Every line below containing the word "name" should be found and copied.

Stored items:
▽

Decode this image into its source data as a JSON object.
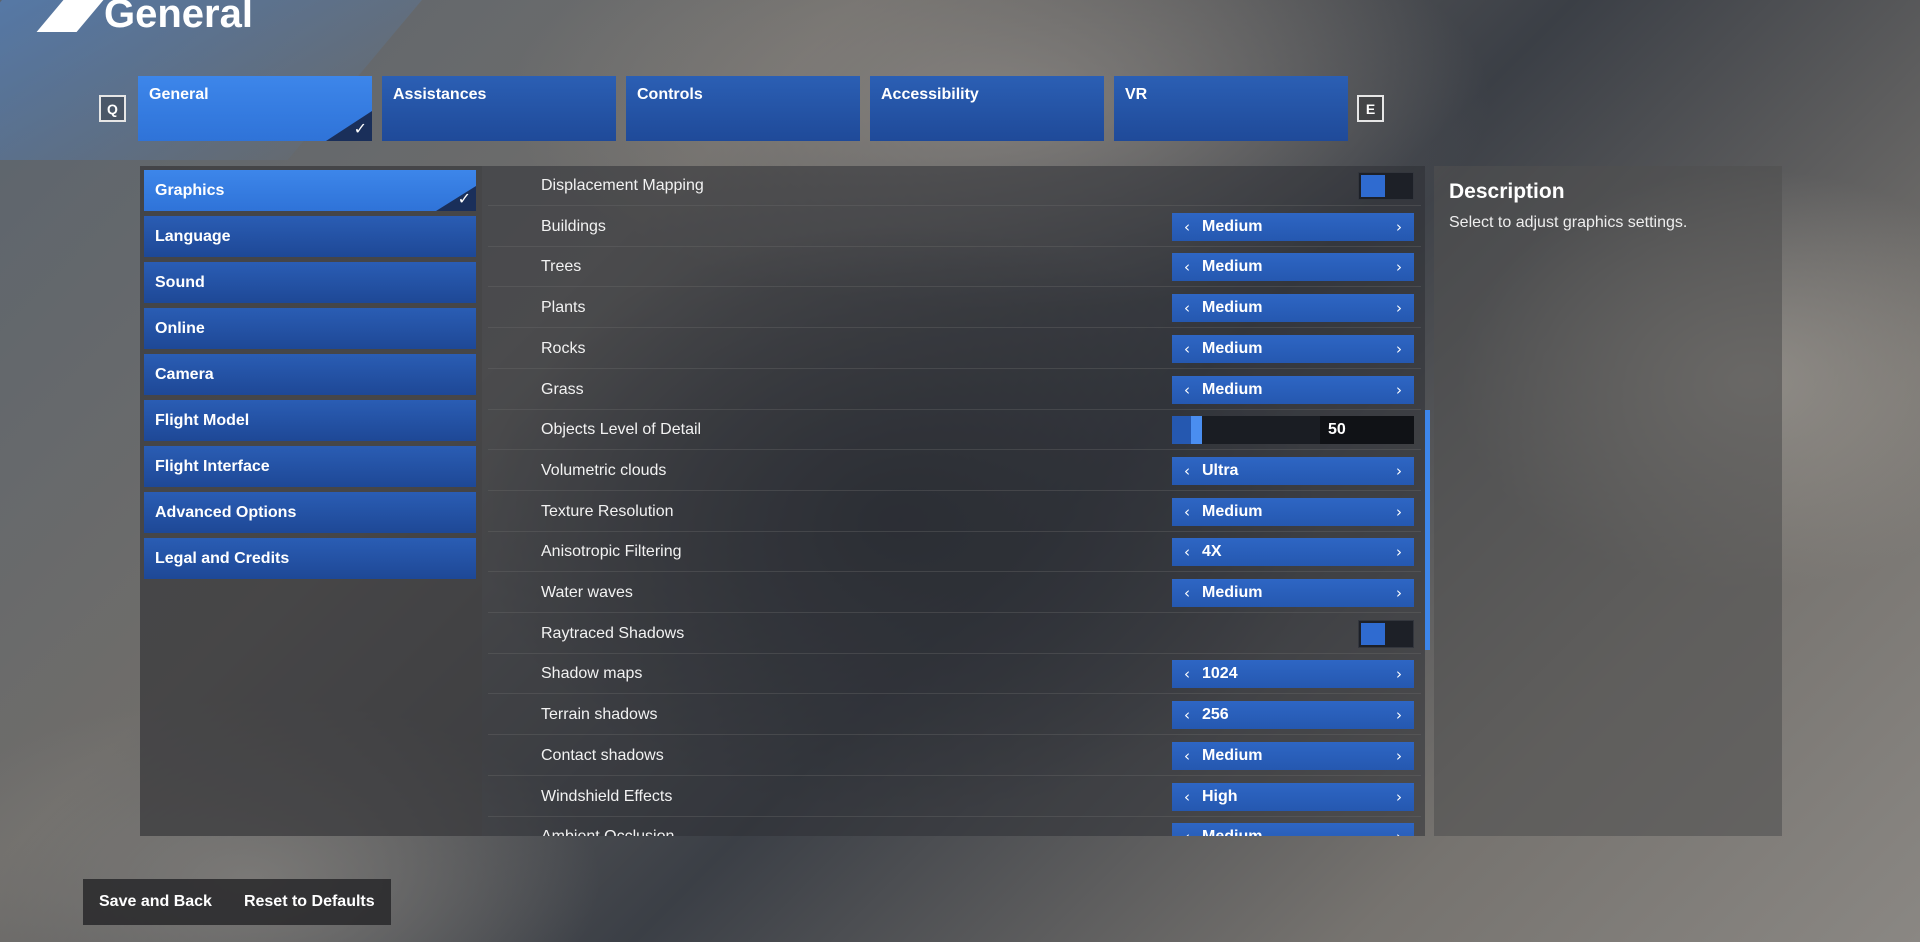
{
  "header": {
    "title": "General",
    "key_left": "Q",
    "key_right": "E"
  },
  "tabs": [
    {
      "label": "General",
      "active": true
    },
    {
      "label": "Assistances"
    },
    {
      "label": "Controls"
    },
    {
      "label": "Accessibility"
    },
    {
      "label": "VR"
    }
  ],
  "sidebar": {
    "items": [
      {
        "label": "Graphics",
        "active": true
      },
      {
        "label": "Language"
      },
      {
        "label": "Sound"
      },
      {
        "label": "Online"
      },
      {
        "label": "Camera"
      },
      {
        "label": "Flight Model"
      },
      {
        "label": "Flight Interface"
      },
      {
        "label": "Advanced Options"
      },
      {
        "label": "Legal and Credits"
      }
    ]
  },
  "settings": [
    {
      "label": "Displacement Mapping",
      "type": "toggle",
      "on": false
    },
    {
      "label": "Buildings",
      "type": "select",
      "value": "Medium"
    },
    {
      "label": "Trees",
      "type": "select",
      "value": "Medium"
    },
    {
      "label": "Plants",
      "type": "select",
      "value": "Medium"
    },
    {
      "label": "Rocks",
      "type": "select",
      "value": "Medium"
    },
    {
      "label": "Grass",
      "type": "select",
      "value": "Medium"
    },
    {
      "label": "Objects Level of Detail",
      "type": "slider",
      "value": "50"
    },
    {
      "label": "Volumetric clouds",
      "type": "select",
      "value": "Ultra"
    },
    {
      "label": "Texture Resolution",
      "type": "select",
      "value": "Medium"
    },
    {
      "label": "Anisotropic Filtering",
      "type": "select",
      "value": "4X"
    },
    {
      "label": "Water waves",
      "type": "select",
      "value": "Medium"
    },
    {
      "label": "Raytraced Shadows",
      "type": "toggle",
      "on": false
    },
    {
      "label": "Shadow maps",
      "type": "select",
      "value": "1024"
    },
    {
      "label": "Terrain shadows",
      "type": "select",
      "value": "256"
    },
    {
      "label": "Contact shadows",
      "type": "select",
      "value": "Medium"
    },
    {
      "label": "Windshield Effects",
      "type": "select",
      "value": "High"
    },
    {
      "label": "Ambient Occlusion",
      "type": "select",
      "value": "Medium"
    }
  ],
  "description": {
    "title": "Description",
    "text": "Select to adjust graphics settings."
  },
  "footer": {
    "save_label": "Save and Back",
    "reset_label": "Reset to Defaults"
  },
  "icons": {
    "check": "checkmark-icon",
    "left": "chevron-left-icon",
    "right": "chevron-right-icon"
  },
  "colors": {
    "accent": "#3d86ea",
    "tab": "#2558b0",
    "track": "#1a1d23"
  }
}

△
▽

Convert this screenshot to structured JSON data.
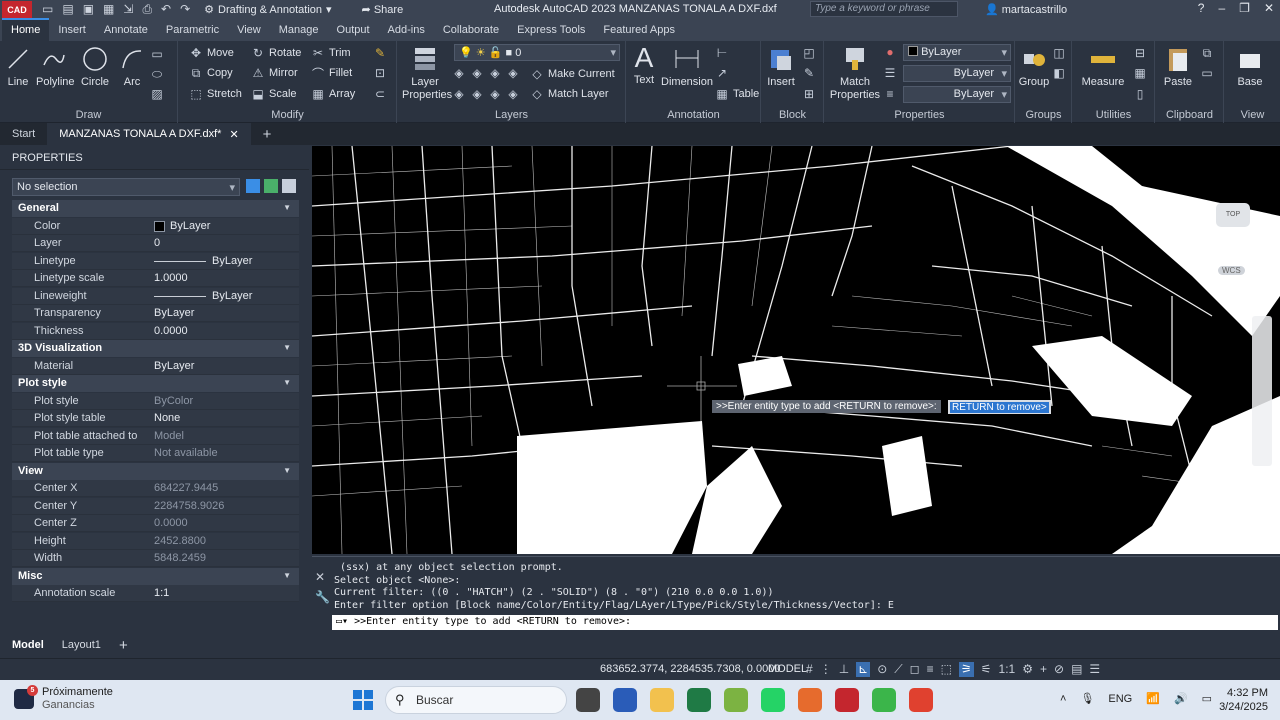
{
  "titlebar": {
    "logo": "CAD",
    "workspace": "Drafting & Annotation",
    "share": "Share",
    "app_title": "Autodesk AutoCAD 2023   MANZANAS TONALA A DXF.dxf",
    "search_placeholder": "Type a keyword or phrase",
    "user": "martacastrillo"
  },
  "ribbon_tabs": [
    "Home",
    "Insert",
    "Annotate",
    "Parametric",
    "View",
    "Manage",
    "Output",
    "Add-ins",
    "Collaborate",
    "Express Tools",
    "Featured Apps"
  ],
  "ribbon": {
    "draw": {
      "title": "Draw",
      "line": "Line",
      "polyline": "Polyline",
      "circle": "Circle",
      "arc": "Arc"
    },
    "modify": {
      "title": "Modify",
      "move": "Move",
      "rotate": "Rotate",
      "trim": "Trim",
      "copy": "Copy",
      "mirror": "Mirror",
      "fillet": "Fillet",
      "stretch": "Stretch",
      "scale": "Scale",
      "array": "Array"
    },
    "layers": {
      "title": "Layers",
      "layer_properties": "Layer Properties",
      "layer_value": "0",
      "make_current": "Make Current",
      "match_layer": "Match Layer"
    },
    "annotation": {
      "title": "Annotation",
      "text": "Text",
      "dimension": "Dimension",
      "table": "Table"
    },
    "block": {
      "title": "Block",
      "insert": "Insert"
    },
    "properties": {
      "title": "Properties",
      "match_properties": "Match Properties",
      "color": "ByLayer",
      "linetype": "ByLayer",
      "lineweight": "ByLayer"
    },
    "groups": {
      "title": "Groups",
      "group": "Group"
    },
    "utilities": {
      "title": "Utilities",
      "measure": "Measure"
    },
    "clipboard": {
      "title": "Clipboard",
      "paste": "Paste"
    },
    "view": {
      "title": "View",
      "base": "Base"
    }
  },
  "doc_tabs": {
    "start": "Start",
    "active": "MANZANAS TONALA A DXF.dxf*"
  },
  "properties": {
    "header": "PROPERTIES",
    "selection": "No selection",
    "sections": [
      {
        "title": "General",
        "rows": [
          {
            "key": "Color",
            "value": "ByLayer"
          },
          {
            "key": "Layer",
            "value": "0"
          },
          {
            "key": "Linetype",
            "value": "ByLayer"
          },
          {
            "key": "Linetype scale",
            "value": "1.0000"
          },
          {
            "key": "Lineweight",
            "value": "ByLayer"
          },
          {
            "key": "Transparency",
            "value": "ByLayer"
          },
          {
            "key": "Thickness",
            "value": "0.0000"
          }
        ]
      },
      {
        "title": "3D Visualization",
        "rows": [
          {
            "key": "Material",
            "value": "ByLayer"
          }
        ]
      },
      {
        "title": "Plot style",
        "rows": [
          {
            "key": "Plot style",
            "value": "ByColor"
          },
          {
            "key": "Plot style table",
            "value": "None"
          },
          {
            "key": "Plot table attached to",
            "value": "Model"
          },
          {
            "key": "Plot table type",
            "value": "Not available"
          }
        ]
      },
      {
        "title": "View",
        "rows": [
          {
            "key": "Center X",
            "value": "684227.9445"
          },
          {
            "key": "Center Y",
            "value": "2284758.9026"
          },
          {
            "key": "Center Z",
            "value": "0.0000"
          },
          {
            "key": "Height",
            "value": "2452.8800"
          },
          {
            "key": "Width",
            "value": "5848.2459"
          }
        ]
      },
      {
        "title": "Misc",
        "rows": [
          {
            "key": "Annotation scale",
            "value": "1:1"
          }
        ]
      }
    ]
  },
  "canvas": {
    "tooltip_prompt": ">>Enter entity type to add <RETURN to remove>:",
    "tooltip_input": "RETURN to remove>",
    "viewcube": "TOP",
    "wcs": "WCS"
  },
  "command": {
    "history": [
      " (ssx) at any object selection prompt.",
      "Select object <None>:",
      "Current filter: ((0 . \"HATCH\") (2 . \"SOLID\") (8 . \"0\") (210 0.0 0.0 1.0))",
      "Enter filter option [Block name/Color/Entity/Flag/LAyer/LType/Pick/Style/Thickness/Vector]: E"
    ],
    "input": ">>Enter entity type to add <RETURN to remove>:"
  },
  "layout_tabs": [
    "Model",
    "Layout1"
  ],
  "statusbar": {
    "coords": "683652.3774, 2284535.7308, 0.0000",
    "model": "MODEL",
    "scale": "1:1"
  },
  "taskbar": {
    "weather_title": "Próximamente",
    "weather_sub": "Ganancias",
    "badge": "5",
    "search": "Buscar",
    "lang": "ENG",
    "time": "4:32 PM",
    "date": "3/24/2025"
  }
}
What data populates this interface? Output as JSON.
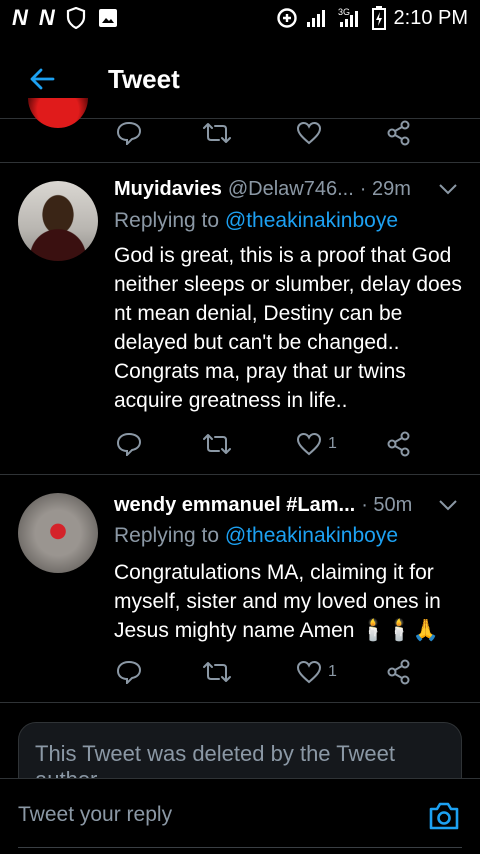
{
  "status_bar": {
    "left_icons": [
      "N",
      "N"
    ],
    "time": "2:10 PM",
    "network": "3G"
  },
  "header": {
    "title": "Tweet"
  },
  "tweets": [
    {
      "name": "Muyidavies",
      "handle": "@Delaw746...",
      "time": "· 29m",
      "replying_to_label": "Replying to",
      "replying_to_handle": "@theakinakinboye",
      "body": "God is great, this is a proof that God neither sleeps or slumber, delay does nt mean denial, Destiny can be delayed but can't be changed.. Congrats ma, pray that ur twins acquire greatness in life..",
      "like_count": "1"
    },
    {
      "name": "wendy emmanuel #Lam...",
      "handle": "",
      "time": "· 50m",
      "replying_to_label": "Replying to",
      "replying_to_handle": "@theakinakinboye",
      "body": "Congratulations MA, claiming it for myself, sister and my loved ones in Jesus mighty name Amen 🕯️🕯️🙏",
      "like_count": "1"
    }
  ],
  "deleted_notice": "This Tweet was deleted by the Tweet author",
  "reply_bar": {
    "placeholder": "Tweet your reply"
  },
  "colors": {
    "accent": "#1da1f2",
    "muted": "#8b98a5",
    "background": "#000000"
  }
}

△

**Result**
      "Enter filter option [Block name/Color/Entity/Flag/LAyer/LType/Pick/Style/Thickness/Vector]: E"
      "name": "Muyidavies",
      "name": "wendy emmanuel #Lam...",
      "body": "Congratulations MA, claiming it for myself, sister and my loved ones in Jesus mighty name Amen 🕯️🕯️🙏",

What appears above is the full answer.